Under oath, Béatrice remembers it all: how he brings her bed into the church so that they could sleep together within the ‘holy’ walls; how they delouse each other by the fire; how she listens as he explains that the fortunes of the Clergues would be greater without providing dowries had brothers been allowed to marry sisters; how he arrives at their assignations armed with herbal contraceptives; how, when she falls seriously ill during her second marriage, Clergue encourages her to allow the administration of the Cathar consalamentum’.
Béatrice talks on and on throughout August 1320. She talks so much that it makes her ill, so ill that Fournier calls a special session at which he proofs her confession, concerned that she may die. She doesn’t – at least not yet. In fact, she recovers sufficiently to review her evidence and actually correct Fournier on one misattribution in the record.
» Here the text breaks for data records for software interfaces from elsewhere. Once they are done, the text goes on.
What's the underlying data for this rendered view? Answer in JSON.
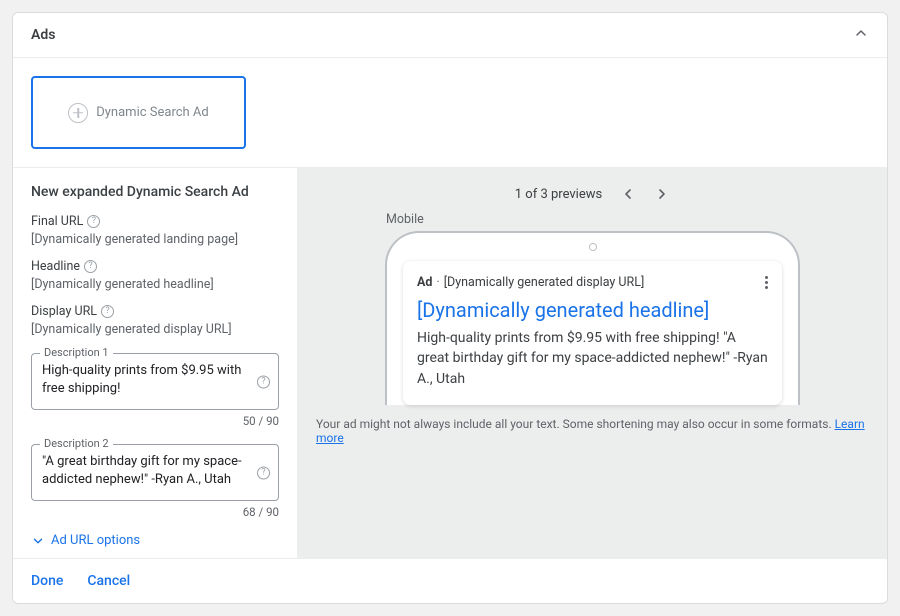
{
  "header": {
    "title": "Ads"
  },
  "ad_type": {
    "label": "Dynamic Search Ad"
  },
  "form": {
    "title": "New expanded Dynamic Search Ad",
    "final_url_label": "Final URL",
    "final_url_value": "[Dynamically generated landing page]",
    "headline_label": "Headline",
    "headline_value": "[Dynamically generated headline]",
    "display_url_label": "Display URL",
    "display_url_value": "[Dynamically generated display URL]",
    "description1_label": "Description 1",
    "description1_value": "High-quality prints from $9.95 with free shipping!",
    "description1_counter": "50 / 90",
    "description2_label": "Description 2",
    "description2_value": "\"A great birthday gift for my space-addicted nephew!\" -Ryan A., Utah",
    "description2_counter": "68 / 90",
    "url_options": "Ad URL options"
  },
  "preview": {
    "counter": "1 of 3 previews",
    "mobile_label": "Mobile",
    "ad_badge": "Ad",
    "ad_display_url": "[Dynamically generated display URL]",
    "ad_headline": "[Dynamically generated headline]",
    "ad_description": "High-quality prints from $9.95 with free shipping! \"A great birthday gift for my space-addicted nephew!\" -Ryan A., Utah",
    "disclaimer_text": "Your ad might not always include all your text. Some shortening may also occur in some formats. ",
    "disclaimer_link": "Learn more"
  },
  "footer": {
    "done": "Done",
    "cancel": "Cancel"
  }
}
By the time she is released, at the same time as Amilhac, she has served 15 months in prison and Fournier sentences her to wear the double yellow cross, “one to be worn on the front of the chest and the other between the shoulders”, for the rest of her life. (Amilhac, who has in his testimony calls her a “wicked old woman” and a “heretic”, gets off lightly: he is sentenced only to the recompensation of his sins, which is no punishment at all. Duvernoy sees this as further evidence of the Church’s bias towards those with perceived power.)
The yellow crosses – the parallel with the yellow badges the Catholic church enforced on Jews is unmistakeable – are warnings to good Catholics to keep away from those wearing them. they are known locally as las debanadoras, winding machines. The name reflects the fact that wearers can be ‘reeled in’ by the inquisition at any time for a second inquisition and probable second conviction, for which there is only one punishment: death.
We know nothing of her life after she is released from prison, apart from what our lack of knowledge tells us: it would appear that she was not sentenced to death; nor did she return to Montaillou; nor did she receive the Cathar consolamentum. Or at least there are no records of any of this.
We know that the Clergues continue to flourish. 650 years later, they are still the leading family in Montaillou and, in 2014, the Mayor is Jean Clergue who has taken over from, yes, one Pierre Clergue!
But Béatrice simply disappears from history, perhaps living her particular blend of Catholicism, Catharism, and folklore. Until, centuries later, in Ladurie’s Montaillou, history finds her again.